Children’s Healthcare of Atlanta has produced a series of ads supposedly with the intention of curbing childhood obesity. I am including some images and video, but after the jump, since these ads are incredibly triggering. Because what they are, simply put, is bullying.
Billboards show black and white pictures of children with captions like, “Warning: Fat prevention begins at home. And the buffet line,” and “Warning: It’s hard to be a little girl if you’re not.” TV ads feature parents and children looking sad and sitting in chairs that creek.
This is just cruel body snark. The ads offer nothing but shame, which I refuse to accept as an effective strategy for health education.
The way we’ve come to link fat and health is an overly simplistic take on a complex reality. What’s not complicated is that bullying is bad for your health. It’s psychologically harmful, which is a health issue, and which can lead to plenty of other negative health outcomes.
Children’s Healthcare of Atlanta is standing behind their campaign, called Strong4Life. It’s a big project for them, with a budget of $50 million dollars.

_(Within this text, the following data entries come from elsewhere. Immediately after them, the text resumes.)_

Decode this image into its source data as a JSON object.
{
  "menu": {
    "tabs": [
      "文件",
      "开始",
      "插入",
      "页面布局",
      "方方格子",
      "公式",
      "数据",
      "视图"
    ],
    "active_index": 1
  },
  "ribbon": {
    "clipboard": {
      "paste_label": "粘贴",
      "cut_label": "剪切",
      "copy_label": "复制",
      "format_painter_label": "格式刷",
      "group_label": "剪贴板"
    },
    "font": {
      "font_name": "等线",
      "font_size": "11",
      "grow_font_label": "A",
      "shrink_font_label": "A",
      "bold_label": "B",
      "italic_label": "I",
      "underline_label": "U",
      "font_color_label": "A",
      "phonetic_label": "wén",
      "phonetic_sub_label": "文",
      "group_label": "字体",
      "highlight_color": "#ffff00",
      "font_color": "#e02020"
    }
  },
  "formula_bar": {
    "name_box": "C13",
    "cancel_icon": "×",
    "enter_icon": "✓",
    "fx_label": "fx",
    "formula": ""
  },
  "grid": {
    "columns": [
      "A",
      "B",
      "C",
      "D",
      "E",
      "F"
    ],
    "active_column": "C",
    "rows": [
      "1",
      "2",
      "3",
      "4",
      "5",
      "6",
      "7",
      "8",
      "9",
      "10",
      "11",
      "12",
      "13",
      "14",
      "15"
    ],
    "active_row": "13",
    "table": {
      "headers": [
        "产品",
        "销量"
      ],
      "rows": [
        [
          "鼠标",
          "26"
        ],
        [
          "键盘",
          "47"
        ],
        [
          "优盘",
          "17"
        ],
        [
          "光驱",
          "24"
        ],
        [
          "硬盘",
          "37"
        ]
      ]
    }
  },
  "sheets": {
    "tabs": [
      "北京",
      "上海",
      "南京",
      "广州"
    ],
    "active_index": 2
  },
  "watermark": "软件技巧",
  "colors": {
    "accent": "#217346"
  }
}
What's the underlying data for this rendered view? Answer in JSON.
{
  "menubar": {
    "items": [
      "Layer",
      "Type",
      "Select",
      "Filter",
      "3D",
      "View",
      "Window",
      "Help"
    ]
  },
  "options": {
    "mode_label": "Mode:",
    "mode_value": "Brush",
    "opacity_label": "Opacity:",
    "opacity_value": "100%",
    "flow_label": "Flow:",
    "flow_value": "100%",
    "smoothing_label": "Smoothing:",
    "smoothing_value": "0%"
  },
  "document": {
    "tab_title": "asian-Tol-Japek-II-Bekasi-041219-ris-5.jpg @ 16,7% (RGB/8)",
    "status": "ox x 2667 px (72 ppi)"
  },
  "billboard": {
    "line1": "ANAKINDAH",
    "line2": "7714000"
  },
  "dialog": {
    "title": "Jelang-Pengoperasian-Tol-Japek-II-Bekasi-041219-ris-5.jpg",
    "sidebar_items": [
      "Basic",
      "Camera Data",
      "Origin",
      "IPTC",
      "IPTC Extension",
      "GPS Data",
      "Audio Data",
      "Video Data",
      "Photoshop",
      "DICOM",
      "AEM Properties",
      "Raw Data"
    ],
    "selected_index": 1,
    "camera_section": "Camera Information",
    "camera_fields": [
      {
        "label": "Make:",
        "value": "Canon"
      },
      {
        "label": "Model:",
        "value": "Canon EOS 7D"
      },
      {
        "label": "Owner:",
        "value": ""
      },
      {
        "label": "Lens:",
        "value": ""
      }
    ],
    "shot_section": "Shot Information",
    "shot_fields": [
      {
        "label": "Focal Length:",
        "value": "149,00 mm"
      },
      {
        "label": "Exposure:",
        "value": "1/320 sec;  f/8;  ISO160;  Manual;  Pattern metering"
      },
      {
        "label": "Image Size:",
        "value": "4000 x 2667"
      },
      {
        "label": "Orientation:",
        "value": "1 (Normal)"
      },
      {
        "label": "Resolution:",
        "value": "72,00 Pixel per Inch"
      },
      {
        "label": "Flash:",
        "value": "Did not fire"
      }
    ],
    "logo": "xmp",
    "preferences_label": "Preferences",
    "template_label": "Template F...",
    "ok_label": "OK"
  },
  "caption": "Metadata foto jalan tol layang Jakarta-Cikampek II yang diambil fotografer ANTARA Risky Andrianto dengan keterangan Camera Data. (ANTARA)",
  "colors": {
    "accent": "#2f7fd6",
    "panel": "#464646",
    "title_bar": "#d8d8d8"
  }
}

I’m saddened by the idea people think it’s not just OK but helpful to be this mean.
To tell them bullying and shame are not health care, you can contact the campaign via Twitter @strong_4_life or on their Facebook page (warning: offensive text and images abound). You can email Children’s Healthcare of Atlanta here. While I won’t advocate calling one of their hospitals and clogging their phone lines, I absolutely support calling their giving line at 404-785-GIVE (4483).